Just days after the shooting and killing of 21 people, mainly children, in Uvalde, America’s National Rifle Association (NRA) held its convention boasting 14 acres of the latest weapons. Although its membership has declined since 2018, it spent £23mn on the elections in 2020. New organisations are springing up which take an even harder line than the NRA, such as Gun Owners of America (which advocates arming teachers) and the National Association of Gun Rights (which launched a petition in May urging no gun control). There are said to be around 400mn guns in civilian hands (more guns than people) in the USA, and there are more than 45,000 gun-related deaths there a year, of which over 1,000 were fatalities caused by the police. 

In the two decades prior to 2019, there were 101 mass shootings (incidents in which four or more people are killed). Guns are the leading cause of death among young people – more than caused by drugs or car accidents. According to a recent Politico poll, nearly 60 per cent of registered voters think it is at least ‘somewhat’ important for lawmakers to pass stricter gun laws. Polling last year found that 81 per cent supported background checks and 63 per cent wanted a ban on assault weapons. Yet this fails to happen. 

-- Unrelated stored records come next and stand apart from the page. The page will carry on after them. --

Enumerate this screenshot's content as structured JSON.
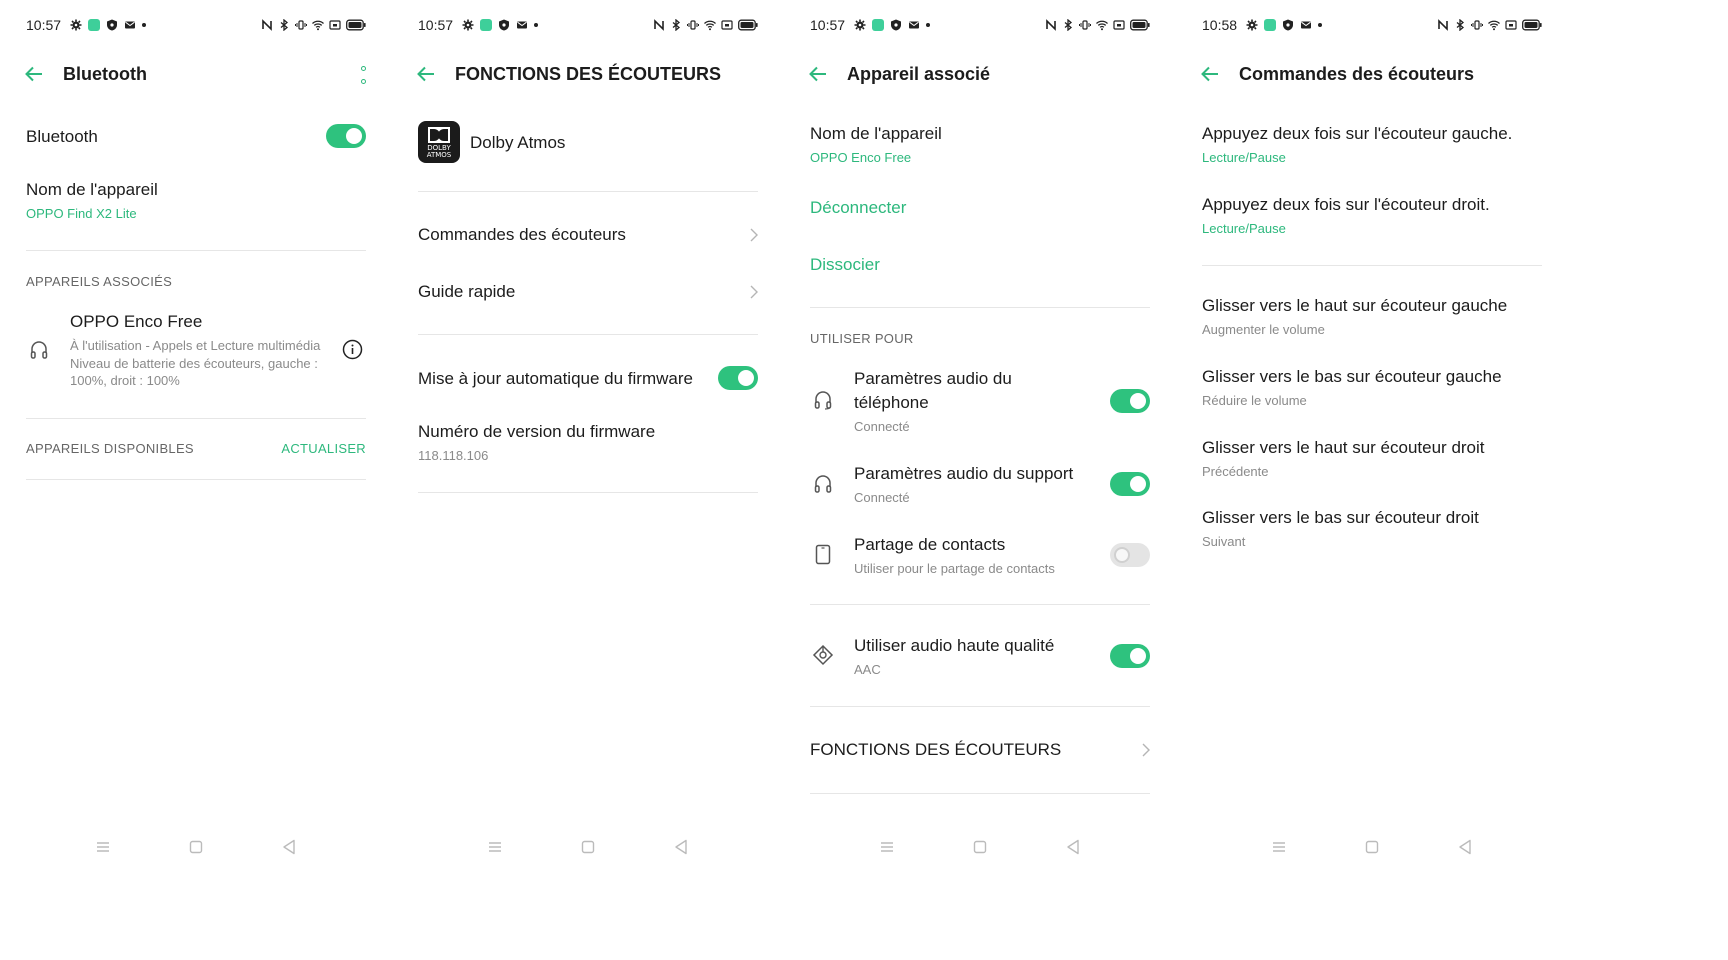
{
  "status_bars": [
    {
      "time": "10:57"
    },
    {
      "time": "10:57"
    },
    {
      "time": "10:57"
    },
    {
      "time": "10:58"
    }
  ],
  "screen1": {
    "title": "Bluetooth",
    "bluetooth_label": "Bluetooth",
    "bluetooth_on": true,
    "device_name_label": "Nom de l'appareil",
    "device_name_value": "OPPO Find X2 Lite",
    "paired_section": "APPAREILS ASSOCIÉS",
    "paired_device": {
      "name": "OPPO Enco Free",
      "line1": "À l'utilisation - Appels et Lecture multimédia",
      "line2": "Niveau de batterie des écouteurs, gauche :",
      "line3": "100%, droit : 100%"
    },
    "available_section": "APPAREILS DISPONIBLES",
    "refresh_label": "ACTUALISER"
  },
  "screen2": {
    "title": "FONCTIONS DES ÉCOUTEURS",
    "dolby_label": "Dolby Atmos",
    "dolby_logo_line1": "DOLBY",
    "dolby_logo_line2": "ATMOS",
    "controls_label": "Commandes des écouteurs",
    "guide_label": "Guide rapide",
    "auto_update_label": "Mise à jour automatique du firmware",
    "auto_update_on": true,
    "firmware_label": "Numéro de version du firmware",
    "firmware_value": "118.118.106"
  },
  "screen3": {
    "title": "Appareil associé",
    "device_name_label": "Nom de l'appareil",
    "device_name_value": "OPPO Enco Free",
    "disconnect_label": "Déconnecter",
    "unpair_label": "Dissocier",
    "use_for_section": "UTILISER POUR",
    "phone_audio_line1": "Paramètres audio du",
    "phone_audio_line2": "téléphone",
    "phone_audio_status": "Connecté",
    "phone_audio_on": true,
    "media_audio_label": "Paramètres audio du support",
    "media_audio_status": "Connecté",
    "media_audio_on": true,
    "contacts_label": "Partage de contacts",
    "contacts_desc": "Utiliser pour le partage de contacts",
    "contacts_on": false,
    "hq_audio_label": "Utiliser audio haute qualité",
    "hq_audio_codec": "AAC",
    "hq_audio_on": true,
    "functions_label": "FONCTIONS DES ÉCOUTEURS"
  },
  "screen4": {
    "title": "Commandes des écouteurs",
    "items": [
      {
        "label": "Appuyez deux fois sur l'écouteur gauche.",
        "value": "Lecture/Pause"
      },
      {
        "label": "Appuyez deux fois sur l'écouteur droit.",
        "value": "Lecture/Pause"
      },
      {
        "label": "Glisser vers le haut sur écouteur gauche",
        "value": "Augmenter le volume"
      },
      {
        "label": "Glisser vers le bas sur écouteur gauche",
        "value": "Réduire le volume"
      },
      {
        "label": "Glisser vers le haut sur écouteur droit",
        "value": "Précédente"
      },
      {
        "label": "Glisser vers le bas sur écouteur droit",
        "value": "Suivant"
      }
    ]
  },
  "colors": {
    "accent": "#2db87d",
    "toggle_on": "#2ec27e",
    "divider": "#e6e6e6"
  }
}
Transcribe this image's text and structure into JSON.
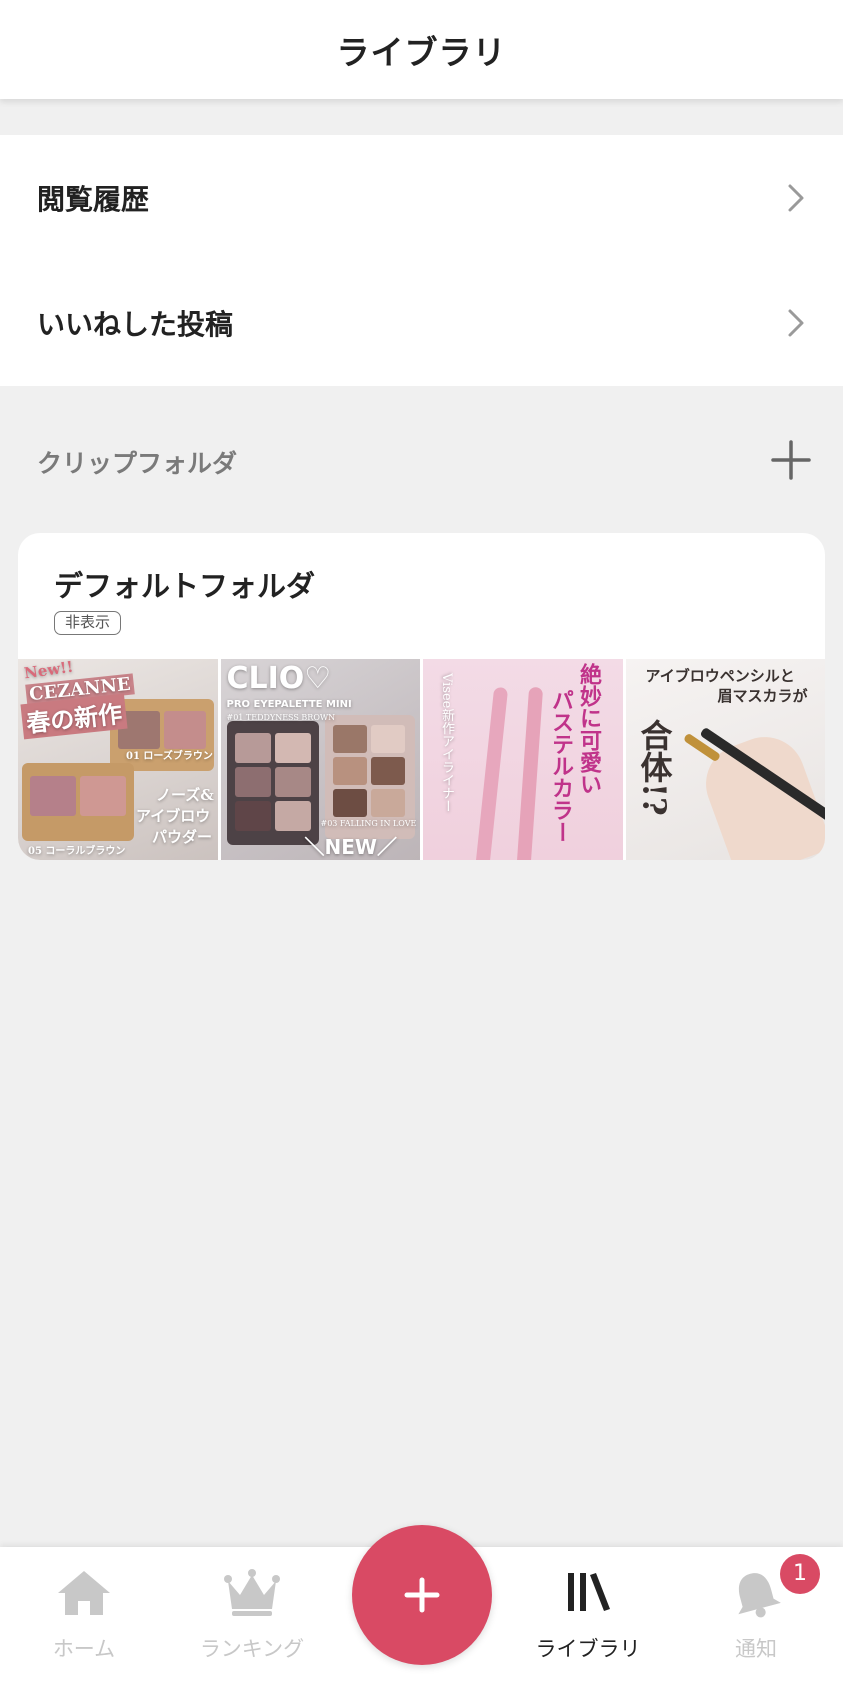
{
  "header": {
    "title": "ライブラリ"
  },
  "menu": {
    "items": [
      {
        "label": "閲覧履歴"
      },
      {
        "label": "いいねした投稿"
      }
    ]
  },
  "clip_section": {
    "label": "クリップフォルダ"
  },
  "folder": {
    "name": "デフォルトフォルダ",
    "badge": "非表示",
    "thumbnails": [
      {
        "lines": [
          "New!!",
          "CEZANNE",
          "春の新作",
          "01 ローズブラウン",
          "ノーズ&",
          "アイブロウ",
          "パウダー",
          "05 コーラルブラウン"
        ]
      },
      {
        "lines": [
          "CLIO♡",
          "PRO EYEPALETTE MINI",
          "#01 TEDDYNESS BROWN",
          "#03 FALLING IN LOVE",
          "＼NEW／"
        ]
      },
      {
        "lines": [
          "絶妙に可愛い",
          "パステルカラー",
          "Visee新作アイライナー"
        ]
      },
      {
        "lines": [
          "アイブロウペンシルと",
          "眉マスカラが",
          "合体!?"
        ]
      }
    ]
  },
  "tabbar": {
    "tabs": [
      {
        "label": "ホーム",
        "icon": "home-icon"
      },
      {
        "label": "ランキング",
        "icon": "crown-icon"
      },
      {
        "label": "ライブラリ",
        "icon": "library-icon"
      },
      {
        "label": "通知",
        "icon": "bell-icon"
      }
    ],
    "notification_count": "1"
  },
  "colors": {
    "accent": "#d94a64",
    "background": "#f0f0f0",
    "inactive_tab": "#c8c8c8"
  }
}
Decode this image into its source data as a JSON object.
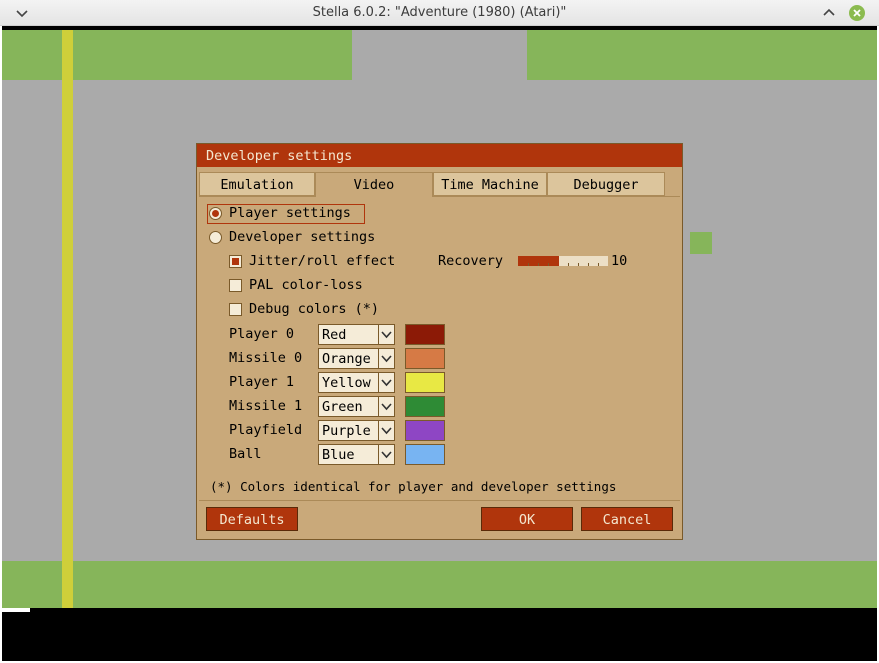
{
  "window": {
    "title": "Stella 6.0.2: \"Adventure (1980) (Atari)\""
  },
  "colors": {
    "accent": "#b0350c",
    "dialog_bg": "#c9a97a",
    "playfield_green": "#86b55a",
    "game_gray": "#aaaaaa",
    "yellow_bar": "#cfcf3a"
  },
  "dialog": {
    "title": "Developer settings",
    "tabs": [
      {
        "label": "Emulation",
        "active": false
      },
      {
        "label": "Video",
        "active": true
      },
      {
        "label": "Time Machine",
        "active": false
      },
      {
        "label": "Debugger",
        "active": false
      }
    ],
    "player_settings_label": "Player settings",
    "developer_settings_label": "Developer settings",
    "jitter_label": "Jitter/roll effect",
    "recovery_label": "Recovery",
    "recovery_value": "10",
    "recovery_fraction": 0.45,
    "pal_label": "PAL color-loss",
    "debug_colors_label": "Debug colors (*)",
    "color_rows": [
      {
        "label": "Player 0",
        "value": "Red",
        "swatch": "#8c1a06"
      },
      {
        "label": "Missile 0",
        "value": "Orange",
        "swatch": "#d67a45"
      },
      {
        "label": "Player 1",
        "value": "Yellow",
        "swatch": "#e8e844"
      },
      {
        "label": "Missile 1",
        "value": "Green",
        "swatch": "#2e8b35"
      },
      {
        "label": "Playfield",
        "value": "Purple",
        "swatch": "#8e46c4"
      },
      {
        "label": "Ball",
        "value": "Blue",
        "swatch": "#78b4f2"
      }
    ],
    "note": "(*) Colors identical for player and developer settings",
    "defaults_label": "Defaults",
    "ok_label": "OK",
    "cancel_label": "Cancel"
  }
}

The last successful attempt at gun control was under President Clinton almost thirty years ago when the purchase of semi-automatic weapons was banned and tougher background checks were imposed. However, the Supreme Court in 2008 and 2010 declared that the banning of handguns was in conflict with the second amendment of the Constitution which states: ‘a well-regulated Militia, being necessary to the security of a free State, the right of the people to keep and bear Arms, shall not be infringed’. Clearly, this amendment is specifically linked to its times and to the need for a militia. 

For more than 100 years the law in New York state has been that to carry a gun in public you must have a licence, be over 21, have no criminal record, be of ‘good moral character’ and have ‘proper cause’ to carry a gun. The Supreme Court, however, on 23 June ruled that this too is unconstitutional. The fact that the justices were split 6-3 means that it was at least arguable that times and needs have changed. The Governor of New York described the decision as ‘reprehensible’. Americans rose in protest, with tens of thousands demonstrating in Washington and hundreds of rallies taking place across the US to push for gun control measures.
The Democrats did try to introduce some gun law reform in the aftermath of the Uvalde and other recent shootings, but it failed in the Senate as every Republican senator voted against it and any legislative change requires the support of 60 out of the 100 senators – not a simple majority – the so-called filibuster rule. This effectively gives a veto over national policy to a minority of states, most of them strongly Republican. The Atlantic magazine has noted that the 20 states with the lowest rates of gun ownership have more than two and a half times as many residents (about 192mn) as the states with the highest gun ownership rates (about 69mn). But in the Senate, these two sets of states have the same number of votes. However, a bipartisan group of US senators have now agreed a form of gun safety legislation. This was passed by the House of Representatives on 24 June when 15 Republicans voted with the Democrats. This Bill omits the tougher restrictions which the Democrats wanted but it will incrementally toughen requirements for young people to buy guns, deny firearms from more domestic abusers and help local authorities temporarily to take weapons from people judged to be dangerous. At least, it is a start.